Cultural Value Differences, Value Stereotypes, and Diverging Identities in Intergroup Conflicts: The Estonian Example


  • Henrik Dobewall University of Tartu
  • Micha Strack University of Göttingen



An examination of the relationship between cultural values, value stereotypes and social identities in Estonia, where intergroup conflicts triggered riots in the capital
Tallinn in April 2007, using data from the European Social Survey on cultural differences and value trends as the background to a survey exploring perceived
group values and assessed social identities among ethnic Estonians and members of the Russian-speaking minority. The study, conducted in summer 2008, found
agreement across both ethnic groups about the values of a typical group member, but no accuracy in their attribution. The Estonian students (n = 152) avoided
Eastern-European identification, while the Russian-speaking students (n = 54) did not want to give up Estonia’s Soviet past. We found that attributed rather than
self-rated value differences between groups caused the conflicts, whilst diverging identities were found to make value stereotypes more extreme.

Author Biographies

Henrik Dobewall, University of Tartu

Department of Psychology, PhD student

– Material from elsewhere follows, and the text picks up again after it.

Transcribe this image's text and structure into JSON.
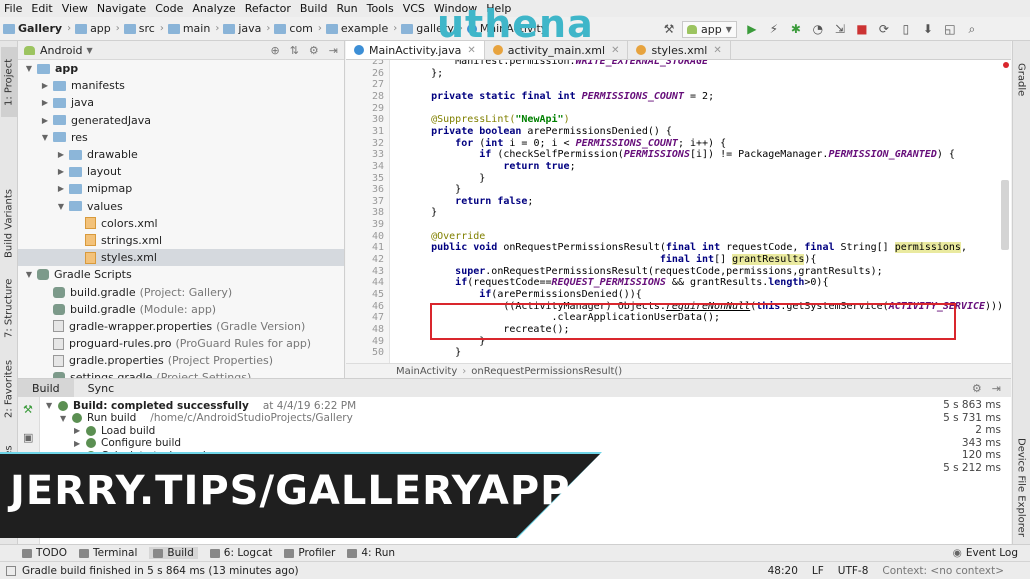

Micha Strack, University of Göttingen

Georg-Ellias-Müller-Institute  for Psychology 






Open Section